Data records for software interfaces:
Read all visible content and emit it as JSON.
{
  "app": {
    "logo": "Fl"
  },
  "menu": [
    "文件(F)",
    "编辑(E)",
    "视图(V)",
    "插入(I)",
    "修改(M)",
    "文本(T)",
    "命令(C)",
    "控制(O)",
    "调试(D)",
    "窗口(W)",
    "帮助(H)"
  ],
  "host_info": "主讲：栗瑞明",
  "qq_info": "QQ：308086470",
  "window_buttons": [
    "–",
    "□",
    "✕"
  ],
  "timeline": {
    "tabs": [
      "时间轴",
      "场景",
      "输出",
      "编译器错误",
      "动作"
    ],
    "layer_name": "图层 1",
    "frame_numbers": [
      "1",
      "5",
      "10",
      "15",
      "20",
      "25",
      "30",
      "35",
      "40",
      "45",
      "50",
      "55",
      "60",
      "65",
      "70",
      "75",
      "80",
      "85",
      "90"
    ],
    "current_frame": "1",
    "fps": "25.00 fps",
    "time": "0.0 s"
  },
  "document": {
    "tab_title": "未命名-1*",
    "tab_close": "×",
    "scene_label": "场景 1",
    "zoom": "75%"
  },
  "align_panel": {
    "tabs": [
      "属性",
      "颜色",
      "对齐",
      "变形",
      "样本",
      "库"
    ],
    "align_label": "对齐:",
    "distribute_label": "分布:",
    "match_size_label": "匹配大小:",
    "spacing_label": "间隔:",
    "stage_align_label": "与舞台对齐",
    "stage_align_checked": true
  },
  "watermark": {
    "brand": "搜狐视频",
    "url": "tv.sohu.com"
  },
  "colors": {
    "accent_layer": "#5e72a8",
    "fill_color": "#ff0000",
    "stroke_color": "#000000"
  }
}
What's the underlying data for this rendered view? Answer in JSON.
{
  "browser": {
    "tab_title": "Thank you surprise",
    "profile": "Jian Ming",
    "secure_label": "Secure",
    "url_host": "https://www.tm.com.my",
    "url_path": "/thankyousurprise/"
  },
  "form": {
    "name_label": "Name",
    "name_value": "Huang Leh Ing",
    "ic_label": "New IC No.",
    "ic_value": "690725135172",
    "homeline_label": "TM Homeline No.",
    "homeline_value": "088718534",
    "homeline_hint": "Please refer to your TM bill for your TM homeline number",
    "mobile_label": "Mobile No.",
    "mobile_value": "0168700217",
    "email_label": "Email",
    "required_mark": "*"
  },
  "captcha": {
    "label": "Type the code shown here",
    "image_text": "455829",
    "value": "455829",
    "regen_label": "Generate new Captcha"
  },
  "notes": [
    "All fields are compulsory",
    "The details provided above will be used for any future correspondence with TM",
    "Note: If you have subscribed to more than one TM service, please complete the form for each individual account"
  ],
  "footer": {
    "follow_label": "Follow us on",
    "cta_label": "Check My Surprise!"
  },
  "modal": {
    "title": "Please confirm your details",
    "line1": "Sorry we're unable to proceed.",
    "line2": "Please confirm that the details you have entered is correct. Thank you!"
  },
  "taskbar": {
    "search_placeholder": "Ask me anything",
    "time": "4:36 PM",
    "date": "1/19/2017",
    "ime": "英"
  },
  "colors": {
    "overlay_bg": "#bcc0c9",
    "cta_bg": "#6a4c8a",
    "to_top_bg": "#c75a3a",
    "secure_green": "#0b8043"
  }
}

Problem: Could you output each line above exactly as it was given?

Answer for this exercise:
Read all visible content and emit it as JSON.
{
  "app": {
    "logo": "Fl"
  },
  "menu": [
    "文件(F)",
    "编辑(E)",
    "视图(V)",
    "插入(I)",
    "修改(M)",
    "文本(T)",
    "命令(C)",
    "控制(O)",
    "调试(D)",
    "窗口(W)",
    "帮助(H)"
  ],
  "host_info": "主讲：栗瑞明",
  "qq_info": "QQ：308086470",
  "window_buttons": [
    "–",
    "□",
    "✕"
  ],
  "timeline": {
    "tabs": [
      "时间轴",
      "场景",
      "输出",
      "编译器错误",
      "动作"
    ],
    "layer_name": "图层 1",
    "frame_numbers": [
      "1",
      "5",
      "10",
      "15",
      "20",
      "25",
      "30",
      "35",
      "40",
      "45",
      "50",
      "55",
      "60",
      "65",
      "70",
      "75",
      "80",
      "85",
      "90"
    ],
    "current_frame": "1",
    "fps": "25.00 fps",
    "time": "0.0 s"
  },
  "document": {
    "tab_title": "未命名-1*",
    "tab_close": "×",
    "scene_label": "场景 1",
    "zoom": "75%"
  },
  "align_panel": {
    "tabs": [
      "属性",
      "颜色",
      "对齐",
      "变形",
      "样本",
      "库"
    ],
    "align_label": "对齐:",
    "distribute_label": "分布:",
    "match_size_label": "匹配大小:",
    "spacing_label": "间隔:",
    "stage_align_label": "与舞台对齐",
    "stage_align_checked": true
  },
  "watermark": {
    "brand": "搜狐视频",
    "url": "tv.sohu.com"
  },
  "colors": {
    "accent_layer": "#5e72a8",
    "fill_color": "#ff0000",
    "stroke_color": "#000000"
  }
}
What's the underlying data for this rendered view? Answer in JSON.
{
  "browser": {
    "tab_title": "Thank you surprise",
    "profile": "Jian Ming",
    "secure_label": "Secure",
    "url_host": "https://www.tm.com.my",
    "url_path": "/thankyousurprise/"
  },
  "form": {
    "name_label": "Name",
    "name_value": "Huang Leh Ing",
    "ic_label": "New IC No.",
    "ic_value": "690725135172",
    "homeline_label": "TM Homeline No.",
    "homeline_value": "088718534",
    "homeline_hint": "Please refer to your TM bill for your TM homeline number",
    "mobile_label": "Mobile No.",
    "mobile_value": "0168700217",
    "email_label": "Email",
    "required_mark": "*"
  },
  "captcha": {
    "label": "Type the code shown here",
    "image_text": "455829",
    "value": "455829",
    "regen_label": "Generate new Captcha"
  },
  "notes": [
    "All fields are compulsory",
    "The details provided above will be used for any future correspondence with TM",
    "Note: If you have subscribed to more than one TM service, please complete the form for each individual account"
  ],
  "footer": {
    "follow_label": "Follow us on",
    "cta_label": "Check My Surprise!"
  },
  "modal": {
    "title": "Please confirm your details",
    "line1": "Sorry we're unable to proceed.",
    "line2": "Please confirm that the details you have entered is correct. Thank you!"
  },
  "taskbar": {
    "search_placeholder": "Ask me anything",
    "time": "4:36 PM",
    "date": "1/19/2017",
    "ime": "英"
  },
  "colors": {
    "overlay_bg": "#bcc0c9",
    "cta_bg": "#6a4c8a",
    "to_top_bg": "#c75a3a",
    "secure_green": "#0b8043"
  }
}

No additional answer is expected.